Theresa May signs Article 50_single use

Prime Minister Theresa May signing Article 50

It’s Brexit day today. It’s a bit like taking a jolly coach trip to god knows where. Theresa May is sitting bolt upright behind the wheel, Nigel Farage is up front on a microphone cheerfully pointing out the sights to a bunch of irascible pensioners, and Boris Johnson is making a mess of trying to unfold a map and pretending he knows the way. “Isn’t that Beachy Head?” you say. “Shouldn’t we stop?”

There is no excuse for Theresa May’s hastily unelected government to go through with Brexit. Only 17 out of the 65 million people that live in Britain voted to leave. There was no legal requirement to trigger Article 50. Further parliamentary debate could have been ordered and legislation delayed. The long grass was waiting. It would have been a very unpopular decision in some quarters and flak would have arrived, but the government takes flak every day anyway. Is Junior Doctor flak worse than Brexit flak? And others would have welcomed it as a rational and sensible intervention.

Still, it’s done now. As of 12.30pm the UK will commence divorce proceedings with the EU. Like most divorces it will be extremely expensive, divisive and painfully drawn out. The pound reacted early by dropping, but it will fluctuate all day. Every dip will be sighed at by Remainers, every rally cheered as a sign that Brexiteers were right. It’s embarrassing to watch.

Negotiations will be tortuous and complex as the UK tries to convince the EU to continue trading with it on equally favourable terms. Supermarket prices and import costs will rise. New and complex border controls will demand more resources. New restrictions on free movement of labour and the negative impact of currency devaluation on EU workers’ wages will continue to generate manufacturing concerns. All of which, plus the potential for new trade tariffs and other supply chain challenges, mean the food and drink industry faces a more troubled time than most.

So there is little else for the food and drink industry to do but to try to make Brexit work in a positive and determined fashion. Putting pen to paper on Article 50 is fiscal folly but at least it also puts an end to the uncertainty that has been swirling around for 278 days. Now clarity will begin to emerge from the gloom and the industry can get on with doing business. Chinks of light like this are working to unite the 43 fmcg trade organisations that met at the Food and Drink Federation’s HQ last Thursday. All are focused on forging a strategic alliance between government and the industry.

This morning FDF director general Ian Wright said triggering Article 50 “provides us with a definitive timeframe for the UK to exit the EU and the clock is ticking. We hope this means we can move swiftly from the realm of speculation into one where real issues are being resolved. The results of the negotiation will have lasting implications - for our people, businesses and economy. Food is at the heart of our culture, identity and security. It is vital that the government prioritises food and drink.”

He added the FDF would work “tirelessly to help government to secure the best possible outcomes on future trade, access to the right workforce, regulation, and ensuring a seamless border with the Republic of Ireland.”

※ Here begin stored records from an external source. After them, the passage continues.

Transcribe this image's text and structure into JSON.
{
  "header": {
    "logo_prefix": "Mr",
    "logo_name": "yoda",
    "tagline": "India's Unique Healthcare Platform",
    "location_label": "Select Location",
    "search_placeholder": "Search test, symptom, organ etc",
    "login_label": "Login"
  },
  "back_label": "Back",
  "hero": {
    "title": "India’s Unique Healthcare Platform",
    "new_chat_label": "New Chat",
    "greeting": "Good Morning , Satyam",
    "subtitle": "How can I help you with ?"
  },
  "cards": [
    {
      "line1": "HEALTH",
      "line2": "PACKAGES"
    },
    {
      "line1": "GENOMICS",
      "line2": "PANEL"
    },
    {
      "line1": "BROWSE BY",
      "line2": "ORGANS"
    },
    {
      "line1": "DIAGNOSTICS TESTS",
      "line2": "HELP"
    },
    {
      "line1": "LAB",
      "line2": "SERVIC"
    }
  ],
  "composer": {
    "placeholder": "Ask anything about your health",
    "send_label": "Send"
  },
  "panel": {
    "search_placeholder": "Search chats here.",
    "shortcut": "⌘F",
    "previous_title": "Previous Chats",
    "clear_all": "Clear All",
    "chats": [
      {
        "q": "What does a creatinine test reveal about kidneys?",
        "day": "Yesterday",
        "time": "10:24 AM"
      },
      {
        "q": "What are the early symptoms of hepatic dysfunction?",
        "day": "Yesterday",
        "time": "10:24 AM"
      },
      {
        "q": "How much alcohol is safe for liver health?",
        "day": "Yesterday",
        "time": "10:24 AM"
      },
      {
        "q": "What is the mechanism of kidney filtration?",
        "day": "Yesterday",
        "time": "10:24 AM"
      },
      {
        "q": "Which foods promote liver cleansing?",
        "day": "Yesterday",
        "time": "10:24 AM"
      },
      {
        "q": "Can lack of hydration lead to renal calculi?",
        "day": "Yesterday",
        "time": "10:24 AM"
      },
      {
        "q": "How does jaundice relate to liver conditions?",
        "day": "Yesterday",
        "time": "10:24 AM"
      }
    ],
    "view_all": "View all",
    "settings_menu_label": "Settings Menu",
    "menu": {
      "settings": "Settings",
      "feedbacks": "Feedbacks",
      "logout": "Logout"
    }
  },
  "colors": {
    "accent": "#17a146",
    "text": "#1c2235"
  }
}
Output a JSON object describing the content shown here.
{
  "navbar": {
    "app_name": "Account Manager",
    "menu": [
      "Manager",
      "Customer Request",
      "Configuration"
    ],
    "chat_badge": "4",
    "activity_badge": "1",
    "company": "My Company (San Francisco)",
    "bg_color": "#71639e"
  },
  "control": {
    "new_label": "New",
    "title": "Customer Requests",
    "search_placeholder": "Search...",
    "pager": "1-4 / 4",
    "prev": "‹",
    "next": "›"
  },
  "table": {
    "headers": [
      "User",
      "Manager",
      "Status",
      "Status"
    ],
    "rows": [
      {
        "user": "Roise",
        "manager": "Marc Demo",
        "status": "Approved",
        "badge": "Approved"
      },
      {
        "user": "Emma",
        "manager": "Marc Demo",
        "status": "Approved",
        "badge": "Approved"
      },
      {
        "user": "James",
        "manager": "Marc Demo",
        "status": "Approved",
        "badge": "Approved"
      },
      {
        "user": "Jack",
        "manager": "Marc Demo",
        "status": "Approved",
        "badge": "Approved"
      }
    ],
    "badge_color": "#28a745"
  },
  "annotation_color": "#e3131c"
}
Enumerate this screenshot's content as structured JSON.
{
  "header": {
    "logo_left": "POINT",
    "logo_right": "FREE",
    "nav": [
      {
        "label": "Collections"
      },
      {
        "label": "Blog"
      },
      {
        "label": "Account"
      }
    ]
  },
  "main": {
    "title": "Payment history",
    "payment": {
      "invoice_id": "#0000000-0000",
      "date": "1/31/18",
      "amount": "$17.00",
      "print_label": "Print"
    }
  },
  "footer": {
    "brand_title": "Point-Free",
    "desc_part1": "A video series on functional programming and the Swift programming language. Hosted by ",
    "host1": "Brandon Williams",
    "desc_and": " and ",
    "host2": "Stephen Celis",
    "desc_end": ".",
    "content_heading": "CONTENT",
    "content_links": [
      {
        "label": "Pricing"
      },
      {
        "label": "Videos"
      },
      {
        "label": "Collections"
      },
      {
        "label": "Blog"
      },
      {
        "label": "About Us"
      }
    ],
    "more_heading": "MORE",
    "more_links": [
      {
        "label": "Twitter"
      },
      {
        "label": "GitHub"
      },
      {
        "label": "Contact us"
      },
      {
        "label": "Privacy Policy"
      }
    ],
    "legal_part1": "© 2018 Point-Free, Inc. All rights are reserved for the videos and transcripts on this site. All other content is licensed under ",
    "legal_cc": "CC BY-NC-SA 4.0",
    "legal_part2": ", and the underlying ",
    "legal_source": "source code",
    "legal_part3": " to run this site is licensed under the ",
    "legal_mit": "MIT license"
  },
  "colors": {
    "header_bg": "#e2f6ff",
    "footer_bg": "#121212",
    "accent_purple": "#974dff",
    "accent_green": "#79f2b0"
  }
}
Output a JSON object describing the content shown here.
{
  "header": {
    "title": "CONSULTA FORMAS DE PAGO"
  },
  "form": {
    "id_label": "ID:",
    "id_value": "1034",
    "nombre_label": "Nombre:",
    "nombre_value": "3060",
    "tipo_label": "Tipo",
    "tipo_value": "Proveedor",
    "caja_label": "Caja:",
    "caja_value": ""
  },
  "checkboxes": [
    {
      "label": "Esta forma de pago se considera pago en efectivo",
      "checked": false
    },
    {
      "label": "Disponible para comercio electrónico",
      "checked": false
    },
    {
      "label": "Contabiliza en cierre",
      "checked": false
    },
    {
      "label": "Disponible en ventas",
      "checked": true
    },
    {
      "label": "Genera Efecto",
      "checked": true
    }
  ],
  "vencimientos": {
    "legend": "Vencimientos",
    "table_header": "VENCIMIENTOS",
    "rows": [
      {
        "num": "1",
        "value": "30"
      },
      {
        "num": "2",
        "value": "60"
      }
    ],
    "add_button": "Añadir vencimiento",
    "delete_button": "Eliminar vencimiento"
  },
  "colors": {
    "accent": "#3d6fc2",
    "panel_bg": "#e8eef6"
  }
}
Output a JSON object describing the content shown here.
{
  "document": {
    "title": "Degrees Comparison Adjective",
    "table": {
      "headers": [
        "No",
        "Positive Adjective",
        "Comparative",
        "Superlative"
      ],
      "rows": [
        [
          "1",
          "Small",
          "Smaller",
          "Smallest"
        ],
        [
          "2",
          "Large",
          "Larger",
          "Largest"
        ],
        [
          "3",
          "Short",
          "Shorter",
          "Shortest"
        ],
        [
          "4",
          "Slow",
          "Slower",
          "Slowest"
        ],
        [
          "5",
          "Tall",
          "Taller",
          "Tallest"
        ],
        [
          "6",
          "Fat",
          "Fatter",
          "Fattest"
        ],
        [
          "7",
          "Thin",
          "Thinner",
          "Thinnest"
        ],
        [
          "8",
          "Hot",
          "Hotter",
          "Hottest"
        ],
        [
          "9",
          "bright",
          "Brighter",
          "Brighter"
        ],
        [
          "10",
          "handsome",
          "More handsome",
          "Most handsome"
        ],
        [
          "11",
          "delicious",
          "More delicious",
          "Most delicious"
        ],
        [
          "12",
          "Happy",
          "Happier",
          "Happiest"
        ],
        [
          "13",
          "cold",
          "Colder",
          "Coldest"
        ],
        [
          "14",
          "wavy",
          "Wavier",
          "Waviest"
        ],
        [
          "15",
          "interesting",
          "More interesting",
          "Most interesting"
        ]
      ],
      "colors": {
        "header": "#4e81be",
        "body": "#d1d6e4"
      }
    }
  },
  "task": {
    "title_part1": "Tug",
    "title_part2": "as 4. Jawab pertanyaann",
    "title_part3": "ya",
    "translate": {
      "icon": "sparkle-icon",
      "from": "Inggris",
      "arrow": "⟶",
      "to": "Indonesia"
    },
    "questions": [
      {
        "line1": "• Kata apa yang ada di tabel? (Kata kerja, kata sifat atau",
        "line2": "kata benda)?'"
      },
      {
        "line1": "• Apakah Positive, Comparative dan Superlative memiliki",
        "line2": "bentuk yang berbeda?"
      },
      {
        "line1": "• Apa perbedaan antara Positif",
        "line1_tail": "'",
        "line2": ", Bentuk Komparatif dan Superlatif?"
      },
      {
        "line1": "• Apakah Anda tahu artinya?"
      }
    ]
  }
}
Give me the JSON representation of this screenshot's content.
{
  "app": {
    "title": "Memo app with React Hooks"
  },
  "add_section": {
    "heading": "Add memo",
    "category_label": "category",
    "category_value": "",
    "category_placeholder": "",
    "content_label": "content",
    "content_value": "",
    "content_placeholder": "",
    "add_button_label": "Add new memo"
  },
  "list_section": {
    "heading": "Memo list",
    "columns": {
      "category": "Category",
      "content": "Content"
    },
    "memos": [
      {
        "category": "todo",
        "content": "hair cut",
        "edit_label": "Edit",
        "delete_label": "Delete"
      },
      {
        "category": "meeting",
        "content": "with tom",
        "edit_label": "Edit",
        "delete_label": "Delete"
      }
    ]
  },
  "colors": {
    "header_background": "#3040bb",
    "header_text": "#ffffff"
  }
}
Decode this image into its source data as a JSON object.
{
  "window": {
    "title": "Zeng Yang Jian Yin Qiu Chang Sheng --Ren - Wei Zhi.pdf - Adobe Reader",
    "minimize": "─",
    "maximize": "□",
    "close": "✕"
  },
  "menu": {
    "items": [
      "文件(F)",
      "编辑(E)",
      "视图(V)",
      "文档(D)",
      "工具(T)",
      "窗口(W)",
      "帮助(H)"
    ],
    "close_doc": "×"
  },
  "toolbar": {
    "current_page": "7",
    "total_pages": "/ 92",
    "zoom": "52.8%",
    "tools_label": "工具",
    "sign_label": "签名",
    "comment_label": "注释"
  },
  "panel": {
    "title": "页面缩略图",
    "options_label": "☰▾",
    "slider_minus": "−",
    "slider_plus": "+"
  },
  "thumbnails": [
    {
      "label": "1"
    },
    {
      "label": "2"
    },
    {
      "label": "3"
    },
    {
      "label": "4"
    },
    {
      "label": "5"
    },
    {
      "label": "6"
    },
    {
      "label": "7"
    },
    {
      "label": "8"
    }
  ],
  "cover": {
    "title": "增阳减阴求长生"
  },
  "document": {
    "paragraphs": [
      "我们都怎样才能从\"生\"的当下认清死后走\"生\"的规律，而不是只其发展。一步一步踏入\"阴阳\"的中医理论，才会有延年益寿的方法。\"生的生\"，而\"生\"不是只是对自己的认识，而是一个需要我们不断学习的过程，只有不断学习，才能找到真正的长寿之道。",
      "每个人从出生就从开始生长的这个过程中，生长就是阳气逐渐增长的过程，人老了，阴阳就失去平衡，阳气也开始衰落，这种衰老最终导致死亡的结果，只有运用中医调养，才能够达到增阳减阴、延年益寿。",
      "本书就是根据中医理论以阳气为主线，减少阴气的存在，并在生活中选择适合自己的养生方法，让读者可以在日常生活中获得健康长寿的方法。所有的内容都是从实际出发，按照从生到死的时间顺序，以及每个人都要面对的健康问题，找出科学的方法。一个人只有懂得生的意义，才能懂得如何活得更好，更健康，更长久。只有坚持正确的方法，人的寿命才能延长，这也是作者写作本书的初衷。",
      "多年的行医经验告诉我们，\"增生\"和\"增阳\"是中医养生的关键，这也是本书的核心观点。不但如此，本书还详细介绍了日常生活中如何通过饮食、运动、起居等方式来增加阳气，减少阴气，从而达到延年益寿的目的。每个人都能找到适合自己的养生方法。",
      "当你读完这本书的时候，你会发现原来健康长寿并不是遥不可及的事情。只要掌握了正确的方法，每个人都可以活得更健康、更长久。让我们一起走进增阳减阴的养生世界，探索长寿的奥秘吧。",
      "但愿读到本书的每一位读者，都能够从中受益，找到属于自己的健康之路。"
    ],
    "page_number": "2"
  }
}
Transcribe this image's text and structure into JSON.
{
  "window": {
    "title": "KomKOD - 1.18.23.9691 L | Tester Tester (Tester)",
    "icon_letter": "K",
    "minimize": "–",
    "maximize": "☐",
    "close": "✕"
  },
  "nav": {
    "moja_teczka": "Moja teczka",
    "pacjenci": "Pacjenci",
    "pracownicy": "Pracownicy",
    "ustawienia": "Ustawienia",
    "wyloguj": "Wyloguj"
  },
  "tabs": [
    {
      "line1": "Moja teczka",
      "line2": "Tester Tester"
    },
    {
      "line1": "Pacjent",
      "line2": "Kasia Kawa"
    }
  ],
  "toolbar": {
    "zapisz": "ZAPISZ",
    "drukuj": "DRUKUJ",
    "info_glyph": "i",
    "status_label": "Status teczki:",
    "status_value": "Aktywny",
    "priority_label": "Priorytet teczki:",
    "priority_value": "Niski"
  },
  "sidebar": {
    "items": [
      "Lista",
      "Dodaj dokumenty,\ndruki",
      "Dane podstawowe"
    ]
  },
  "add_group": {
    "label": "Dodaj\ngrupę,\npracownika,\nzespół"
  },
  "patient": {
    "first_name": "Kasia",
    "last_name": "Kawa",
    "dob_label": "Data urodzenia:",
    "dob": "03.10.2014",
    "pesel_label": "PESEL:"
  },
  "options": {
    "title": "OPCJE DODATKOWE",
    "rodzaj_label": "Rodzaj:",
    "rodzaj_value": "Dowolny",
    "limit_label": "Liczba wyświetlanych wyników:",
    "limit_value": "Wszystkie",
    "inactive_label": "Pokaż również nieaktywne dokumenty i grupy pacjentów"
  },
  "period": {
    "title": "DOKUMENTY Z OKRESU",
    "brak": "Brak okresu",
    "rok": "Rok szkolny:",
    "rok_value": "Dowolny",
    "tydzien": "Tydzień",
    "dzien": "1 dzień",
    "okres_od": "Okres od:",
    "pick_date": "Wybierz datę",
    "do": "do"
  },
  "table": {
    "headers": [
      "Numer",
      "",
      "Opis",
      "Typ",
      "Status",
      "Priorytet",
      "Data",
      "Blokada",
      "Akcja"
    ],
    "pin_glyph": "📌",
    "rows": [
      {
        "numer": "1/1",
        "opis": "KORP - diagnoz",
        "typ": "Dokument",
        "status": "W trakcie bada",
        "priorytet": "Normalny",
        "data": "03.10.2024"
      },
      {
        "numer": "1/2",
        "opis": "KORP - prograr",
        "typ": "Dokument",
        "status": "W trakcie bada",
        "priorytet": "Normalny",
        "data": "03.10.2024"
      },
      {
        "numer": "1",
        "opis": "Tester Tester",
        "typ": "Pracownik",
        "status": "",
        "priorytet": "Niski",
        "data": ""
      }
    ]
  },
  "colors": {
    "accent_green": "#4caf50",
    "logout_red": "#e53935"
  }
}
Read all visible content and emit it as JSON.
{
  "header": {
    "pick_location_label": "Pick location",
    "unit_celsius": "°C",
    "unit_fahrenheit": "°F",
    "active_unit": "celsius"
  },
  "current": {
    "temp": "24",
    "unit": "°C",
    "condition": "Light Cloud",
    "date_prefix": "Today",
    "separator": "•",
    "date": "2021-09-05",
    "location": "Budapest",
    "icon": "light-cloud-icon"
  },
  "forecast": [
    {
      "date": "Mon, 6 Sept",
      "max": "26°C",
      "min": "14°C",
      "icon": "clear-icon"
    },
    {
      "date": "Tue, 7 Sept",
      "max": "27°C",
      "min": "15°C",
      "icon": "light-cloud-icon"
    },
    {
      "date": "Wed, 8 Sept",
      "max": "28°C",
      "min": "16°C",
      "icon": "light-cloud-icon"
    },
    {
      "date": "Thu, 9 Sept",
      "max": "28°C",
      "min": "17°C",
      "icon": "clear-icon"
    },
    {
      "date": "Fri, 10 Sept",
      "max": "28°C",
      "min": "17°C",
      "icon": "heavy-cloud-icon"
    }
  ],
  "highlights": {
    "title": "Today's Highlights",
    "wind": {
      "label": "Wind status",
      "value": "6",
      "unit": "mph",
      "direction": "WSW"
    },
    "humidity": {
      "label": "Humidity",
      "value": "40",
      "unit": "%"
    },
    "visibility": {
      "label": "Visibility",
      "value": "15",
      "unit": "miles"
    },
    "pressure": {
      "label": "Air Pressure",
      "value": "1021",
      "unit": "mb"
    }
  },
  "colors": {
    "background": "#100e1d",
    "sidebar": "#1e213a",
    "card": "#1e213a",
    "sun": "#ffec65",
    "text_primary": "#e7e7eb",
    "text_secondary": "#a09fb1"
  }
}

The reality is that, whatever it aims for, however the industry agrees to progress, and however food and drink is ranked by the government in terms of positioning at the negotiating table, at least the industry itself is sticking together at this divided time. In this far from ideal situation, a united front is the way forward. And it’s heartening to see food and drink showing the rest how it should be done.